Risk factors for anesthetic-related complications in pediatric patients with a newly diagnosed mediastinal mass.

Study design  

Single centre, retrospective case review.


Identification of risk factors for anaesthetic-related complications in paediatric patients with any type of mediastinal mass.


CT scans of patients presenting to Children’s Mercy Hospital, Kansas City between 2008-2019 were queried for “mediastinal mass”. Cardiac and respiratory symptoms were recorded and a blinded radiologist reviewed the imaging.

The procedure, type of anaesthetic administered and choice of airway management were examined. Anaesthetic complications were classified as; desaturation <80%, blood pressure <30% of peri-operative baseline or loss of ETCO2.


86 patients were identified. 48% of patients underwent mediastinal mass biopsy, 21% tumour resection and 11% had a lymph node biopsy. Anaesthetic type was intubation with sevoflurane (56%), IV ketamine and/or dexmedetomidine using a natural airway (35%), anxiolysis or sedation (7%) and laryngeal mask airway with sevoflurane.

Six patients experienced an anaesthetic related complication, the commonest being desaturation <80%. All were intubated and had preoperative respiratory symptoms. Five experienced a reduction in BP or loss of ETCO2. Three, already had an ETT in situ (from ICU or the radiology suite).


Morbidity remains high for children undergoing anaesthesia for procedures directly and indirectly related to mediastinal masses. As they are uncommon, any risk scoring system to predict those at highest risk would be beneficial. More than one preoperative respiratory symptom and tracheal compression on CT imaging were factors most predictive of anaesthetic complications, similar to previous reviews. The absence of pre-procedure orthopnoea and size and location of mediastinal masses were not predictive of incidences of anaesthetic complications.

If tumour resection was not required, IV anaesthesia and a natural airway was used. No complications occurred using this technique suggesting that it is safe in this high risk group of patients. Heliox (80% helium:20% oxygen) via facemask was administered if the patient had tracheal compression. A typical recipe was:

  1. Administer IV midazolam and glycopyrrolate
  2. Apply facemask with Heliox (80:20) if airway compression is present
  3. Prior to starting case, administer
    1. Dexmedetomidine 0.5-1 mcg/kg IV over 10 minutes
    2. 5 mg/kg IV
  4. During case, administer
    1. Dexmedetomidine 1 mcg/kg/hr IV
    2. Ketamine 1 mg/kg/hr IV and additional boluses as needed

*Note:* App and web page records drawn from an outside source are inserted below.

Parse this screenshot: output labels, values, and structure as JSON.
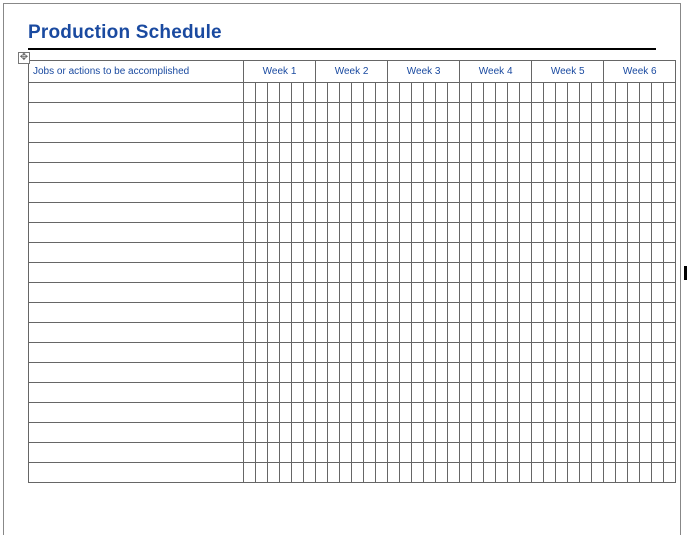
{
  "title": "Production Schedule",
  "table": {
    "jobs_header": "Jobs or actions to be accomplished",
    "weeks": [
      "Week 1",
      "Week 2",
      "Week 3",
      "Week 4",
      "Week 5",
      "Week 6"
    ],
    "subcols_per_week": 6,
    "row_count": 20
  }
}
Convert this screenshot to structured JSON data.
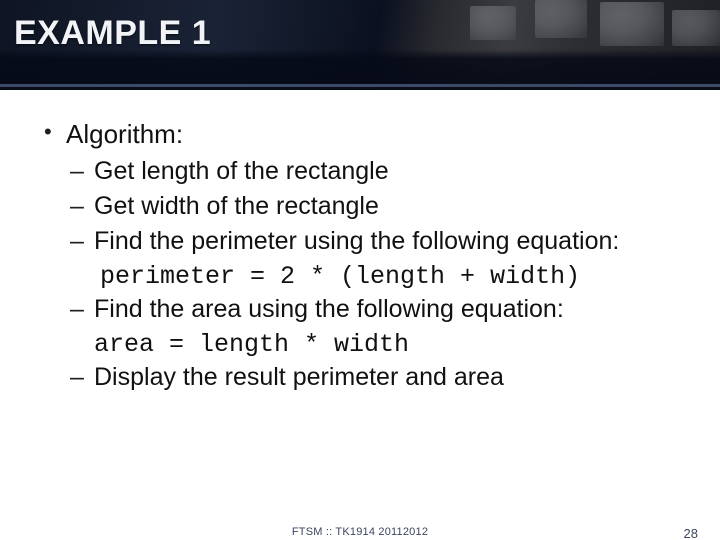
{
  "title": "EXAMPLE 1",
  "bullet_main": "Algorithm:",
  "steps": {
    "s1": "Get length of the rectangle",
    "s2": "Get width of the rectangle",
    "s3": "Find the perimeter using the following equation:",
    "s3_code": "perimeter = 2 * (length + width)",
    "s4": "Find the area using the following equation:",
    "s4_code": "area = length * width",
    "s5": "Display the result perimeter and area"
  },
  "footer": {
    "center": "FTSM :: TK1914 20112012",
    "page": "28"
  }
}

The retrospective design, single centre and small patient numbers are the studies main limitations. During the study period, this institution developed a multi-disciplinary mediastinal mass huddle. Procedures required for the patient were identified to ensure they are done under one anaesthetic. The need for ventilation via a rigid bronchoscope is also discussed and anaesthesia tailored to individual patients.

Reviewed by Dr Vicky Lewis